(JTA) — Simone Veil, a well-known French politician and Holocaust survivor, has died.
Veil, a former minister of health who in 2012 was awarded France’s highest honor, passed away this week at her home in Paris, her family told the media in France on Friday. The scholar, former judge and feminist activist was 89.
A lawyer by education, Veil served as minister of health under the center-right government of Valery Giscard d’Estaing and later as president of the European Parliament, as well as a member of the Constitutional Council of France. In 1975, she led the legislation that legalized abortions in France.
President Emmanuel Macron offered his condolences.
“May her example inspire our fellow countrymen, who will find in her the best of France,” Macron said in a message to the family.
Former French President Francois Hollande presented Veil with the Grand Cross of the Legion of Honor at the Elysee Palace in 2012. Fewer than 70 people have received the Grand Cross since Napoleon Bonaparte established it in 1802.
Veil, a native of Nice, was imprisoned at Auschwitz and later Bergen-Belsen before she was liberated in April 1945. She published the best-selling autobiography “A Life” in 2007. The following year she was admitted to the Academie Francaise, a highly prestigious institution comprising individuals, often philosophers and writers, recognized for scholarly excellence.
The institution, which has 35 members, of whom only six are women, was “revolutionized” by the admittance of Veil, a longtime campaigner for women’s rights, according to an obituary written about Veil by the RTL broadcaster.

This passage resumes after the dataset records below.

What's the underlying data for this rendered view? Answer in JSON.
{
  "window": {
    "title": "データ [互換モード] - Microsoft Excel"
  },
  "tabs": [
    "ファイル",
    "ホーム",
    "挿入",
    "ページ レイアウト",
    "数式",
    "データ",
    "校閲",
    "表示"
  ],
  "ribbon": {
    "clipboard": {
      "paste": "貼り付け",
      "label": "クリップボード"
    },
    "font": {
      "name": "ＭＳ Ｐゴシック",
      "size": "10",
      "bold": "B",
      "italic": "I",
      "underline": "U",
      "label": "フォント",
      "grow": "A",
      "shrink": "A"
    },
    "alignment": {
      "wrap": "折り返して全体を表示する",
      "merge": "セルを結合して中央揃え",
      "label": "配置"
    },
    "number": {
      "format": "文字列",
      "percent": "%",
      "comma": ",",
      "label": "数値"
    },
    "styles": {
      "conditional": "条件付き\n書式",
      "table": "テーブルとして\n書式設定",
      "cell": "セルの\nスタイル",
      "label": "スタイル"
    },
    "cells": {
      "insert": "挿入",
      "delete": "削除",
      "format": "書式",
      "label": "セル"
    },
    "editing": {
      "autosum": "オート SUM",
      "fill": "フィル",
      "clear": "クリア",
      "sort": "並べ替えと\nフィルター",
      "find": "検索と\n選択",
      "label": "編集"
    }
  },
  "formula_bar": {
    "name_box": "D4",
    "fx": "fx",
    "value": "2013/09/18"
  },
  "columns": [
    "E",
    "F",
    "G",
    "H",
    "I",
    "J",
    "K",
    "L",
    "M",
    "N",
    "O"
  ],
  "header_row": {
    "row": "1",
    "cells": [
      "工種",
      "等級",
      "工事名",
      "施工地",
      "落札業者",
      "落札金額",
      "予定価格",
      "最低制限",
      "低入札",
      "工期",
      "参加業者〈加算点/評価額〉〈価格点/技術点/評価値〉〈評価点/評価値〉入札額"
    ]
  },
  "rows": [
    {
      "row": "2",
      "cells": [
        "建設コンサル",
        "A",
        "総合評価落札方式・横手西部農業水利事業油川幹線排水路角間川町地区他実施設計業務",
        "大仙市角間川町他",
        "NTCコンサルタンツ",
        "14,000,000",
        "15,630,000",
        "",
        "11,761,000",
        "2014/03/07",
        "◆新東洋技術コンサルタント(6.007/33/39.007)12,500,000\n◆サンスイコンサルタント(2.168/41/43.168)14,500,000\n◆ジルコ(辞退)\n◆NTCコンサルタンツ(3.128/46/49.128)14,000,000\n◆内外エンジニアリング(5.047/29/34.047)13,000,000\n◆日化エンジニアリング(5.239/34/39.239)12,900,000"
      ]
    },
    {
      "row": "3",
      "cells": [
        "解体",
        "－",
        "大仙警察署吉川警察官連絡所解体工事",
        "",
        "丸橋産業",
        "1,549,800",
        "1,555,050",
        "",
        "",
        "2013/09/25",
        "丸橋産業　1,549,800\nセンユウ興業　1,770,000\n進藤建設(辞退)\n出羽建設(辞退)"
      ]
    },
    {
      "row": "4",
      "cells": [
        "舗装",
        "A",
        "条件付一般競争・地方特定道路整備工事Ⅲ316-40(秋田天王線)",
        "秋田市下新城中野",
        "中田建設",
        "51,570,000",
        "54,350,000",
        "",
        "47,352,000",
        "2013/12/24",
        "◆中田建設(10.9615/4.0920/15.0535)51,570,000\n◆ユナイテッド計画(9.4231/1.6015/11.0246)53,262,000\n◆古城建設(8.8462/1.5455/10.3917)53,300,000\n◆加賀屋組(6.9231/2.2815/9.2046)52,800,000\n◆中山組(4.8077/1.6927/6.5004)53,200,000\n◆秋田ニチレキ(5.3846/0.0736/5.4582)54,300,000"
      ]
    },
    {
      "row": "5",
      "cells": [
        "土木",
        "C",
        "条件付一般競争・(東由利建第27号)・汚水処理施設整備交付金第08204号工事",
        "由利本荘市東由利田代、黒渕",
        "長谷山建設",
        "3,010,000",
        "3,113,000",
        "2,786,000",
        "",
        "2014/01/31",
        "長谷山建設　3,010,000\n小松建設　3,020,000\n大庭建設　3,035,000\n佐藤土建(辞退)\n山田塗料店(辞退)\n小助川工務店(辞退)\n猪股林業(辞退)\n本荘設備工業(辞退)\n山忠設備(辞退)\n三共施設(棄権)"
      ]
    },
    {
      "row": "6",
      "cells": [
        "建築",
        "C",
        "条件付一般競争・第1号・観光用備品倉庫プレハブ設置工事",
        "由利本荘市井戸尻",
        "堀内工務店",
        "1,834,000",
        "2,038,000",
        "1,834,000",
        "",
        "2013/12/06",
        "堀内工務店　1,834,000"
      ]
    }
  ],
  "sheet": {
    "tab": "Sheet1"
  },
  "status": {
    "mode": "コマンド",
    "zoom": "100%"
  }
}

The president of CRIF, the umbrella organization representing French Jewish communities, wrote in a statement that he was “immensely saddened by the passing of Veil.
“With her high standards and loyalty, this activist for women’s rights has left an indelible mark on French politics and its intellectual life,” Francis Kalifat wrote, adding that Veil had done so “with courage and dignity.”
In 2012, CRIF described Veil as “one of France’s most cherished personalities and someone who plays an important role in keeping her camp from succumbing to the temptation of allying with the Front National” nationalist party.
“Her name is associated with women’s equality, the memory of the Shoah and the European community,” CRIF added.